The above tools will only do just what you need; to aggregate and consolidate your quantitative social media metrics. We’re not looking into tools for sentiment, monitoring or influence measurement in this post (such as Klout, Radian6, Crimsom Hexagon, Converseon to name a few).

How do I report on the quantitative social media metrics?

If you use any of the above tools they have built in reporting functions. Though, if you’re activities extends beyond simply a Facebook Page and a Twitter profile I’m pretty sure you soon want to create you’re own reporting score card in Excel, or why not try to build a dashboard directly in QlikView or Bime Analytics that connects straight to the API’s of the social platforms (If you do, please ping me!).

Mindmap guide

I’ve built a public mindmap over the 4 categories of social media metrics in owned channels to further illustrate the idea. Just click the nodes in the interactive map below to expand them. The channels included are just examples, you can include any channel where you have social media activities going on.

The web is constantly evolving and what we’re calling social media today, will just be the norm of Internet tomorrow. I’m a student of the constant ongoing change. So if you’ve feedback and comments on the above please jump into the comment field!

About Joakim Nilsson

I've this thing that I'm obsessed with helping brands and organisations to make better use of their social media data... so in 2013 I launched the SCRM Cloud, now a Paris based Social CRM agency providing some of the biggest names and brands with technology and professional services for social media monitoring, analytics and engagement.
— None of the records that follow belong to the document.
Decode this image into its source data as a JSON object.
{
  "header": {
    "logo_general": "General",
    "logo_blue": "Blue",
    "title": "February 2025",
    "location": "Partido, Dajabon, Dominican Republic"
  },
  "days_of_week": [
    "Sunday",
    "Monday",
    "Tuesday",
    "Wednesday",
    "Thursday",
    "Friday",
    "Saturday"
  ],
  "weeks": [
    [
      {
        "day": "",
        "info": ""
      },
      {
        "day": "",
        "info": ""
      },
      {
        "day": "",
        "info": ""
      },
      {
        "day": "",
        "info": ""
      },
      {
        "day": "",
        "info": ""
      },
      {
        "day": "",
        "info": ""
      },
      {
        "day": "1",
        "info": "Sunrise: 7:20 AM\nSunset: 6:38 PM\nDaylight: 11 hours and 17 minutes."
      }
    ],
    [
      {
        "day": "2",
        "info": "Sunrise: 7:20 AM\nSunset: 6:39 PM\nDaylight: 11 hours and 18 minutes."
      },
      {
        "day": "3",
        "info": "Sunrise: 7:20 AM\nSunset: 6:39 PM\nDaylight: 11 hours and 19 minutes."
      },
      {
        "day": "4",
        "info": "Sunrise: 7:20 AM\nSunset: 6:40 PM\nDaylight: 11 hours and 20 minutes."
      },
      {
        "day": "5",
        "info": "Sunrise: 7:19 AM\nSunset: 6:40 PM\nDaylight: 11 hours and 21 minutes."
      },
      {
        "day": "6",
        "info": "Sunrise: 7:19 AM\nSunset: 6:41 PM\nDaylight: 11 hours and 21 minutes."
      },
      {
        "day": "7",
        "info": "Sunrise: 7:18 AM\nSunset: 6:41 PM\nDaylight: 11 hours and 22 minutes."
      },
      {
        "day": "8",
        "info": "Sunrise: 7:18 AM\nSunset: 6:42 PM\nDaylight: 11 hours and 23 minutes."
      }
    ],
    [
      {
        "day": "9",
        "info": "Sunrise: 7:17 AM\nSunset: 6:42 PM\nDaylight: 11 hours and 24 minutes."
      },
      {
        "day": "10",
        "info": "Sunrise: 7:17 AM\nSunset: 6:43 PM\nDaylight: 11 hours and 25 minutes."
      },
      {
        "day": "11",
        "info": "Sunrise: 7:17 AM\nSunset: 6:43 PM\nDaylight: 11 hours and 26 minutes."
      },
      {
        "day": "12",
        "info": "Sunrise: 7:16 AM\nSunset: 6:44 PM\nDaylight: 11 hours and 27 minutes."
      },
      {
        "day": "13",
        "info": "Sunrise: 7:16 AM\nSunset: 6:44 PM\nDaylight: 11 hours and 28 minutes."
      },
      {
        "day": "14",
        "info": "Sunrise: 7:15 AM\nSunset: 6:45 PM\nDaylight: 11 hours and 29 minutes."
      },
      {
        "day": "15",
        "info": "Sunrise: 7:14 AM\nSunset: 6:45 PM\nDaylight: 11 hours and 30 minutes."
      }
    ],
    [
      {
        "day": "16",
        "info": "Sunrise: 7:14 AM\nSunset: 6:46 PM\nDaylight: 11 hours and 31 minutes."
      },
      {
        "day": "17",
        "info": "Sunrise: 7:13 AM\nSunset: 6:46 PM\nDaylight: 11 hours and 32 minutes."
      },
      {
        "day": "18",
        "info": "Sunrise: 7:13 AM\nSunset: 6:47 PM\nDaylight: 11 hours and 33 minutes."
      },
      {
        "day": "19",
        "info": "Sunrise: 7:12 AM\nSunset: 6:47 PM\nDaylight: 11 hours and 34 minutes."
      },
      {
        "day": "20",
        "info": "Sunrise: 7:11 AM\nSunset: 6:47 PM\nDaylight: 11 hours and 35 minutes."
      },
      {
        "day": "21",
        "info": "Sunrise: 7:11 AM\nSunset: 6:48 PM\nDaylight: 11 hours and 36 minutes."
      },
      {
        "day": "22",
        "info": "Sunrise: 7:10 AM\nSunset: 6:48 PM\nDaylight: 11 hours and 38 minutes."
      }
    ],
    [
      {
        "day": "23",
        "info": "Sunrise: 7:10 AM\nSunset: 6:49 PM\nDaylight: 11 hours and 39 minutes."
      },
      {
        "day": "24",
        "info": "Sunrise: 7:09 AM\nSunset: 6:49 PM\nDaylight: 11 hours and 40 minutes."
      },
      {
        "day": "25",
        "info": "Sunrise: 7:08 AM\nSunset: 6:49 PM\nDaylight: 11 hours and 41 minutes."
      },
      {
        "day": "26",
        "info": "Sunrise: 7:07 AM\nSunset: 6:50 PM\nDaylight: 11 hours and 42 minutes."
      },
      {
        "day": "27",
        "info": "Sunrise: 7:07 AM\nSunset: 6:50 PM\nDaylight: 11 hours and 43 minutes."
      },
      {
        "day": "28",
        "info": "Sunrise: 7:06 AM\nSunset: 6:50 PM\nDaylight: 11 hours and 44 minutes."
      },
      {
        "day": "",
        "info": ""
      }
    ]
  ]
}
My +10 years experience in various online marketing & communications roles have provided me with a solid grounding in both operations and strategy, most notably as Head of social for one of Europe's largest iGaming groups. Having an entrepreneurial mindset and genuine passion for Internet applications spending part of my time as a small seed investor with various Internet start-ups such as; Curious Hat (500startups), Casumo, Casino Saga, FundedByMe, Nordic Design Collective, Kyoogi, AvalanShare, Unified Inbox, Åre Water, Virtuous Vodka and NOA Potions.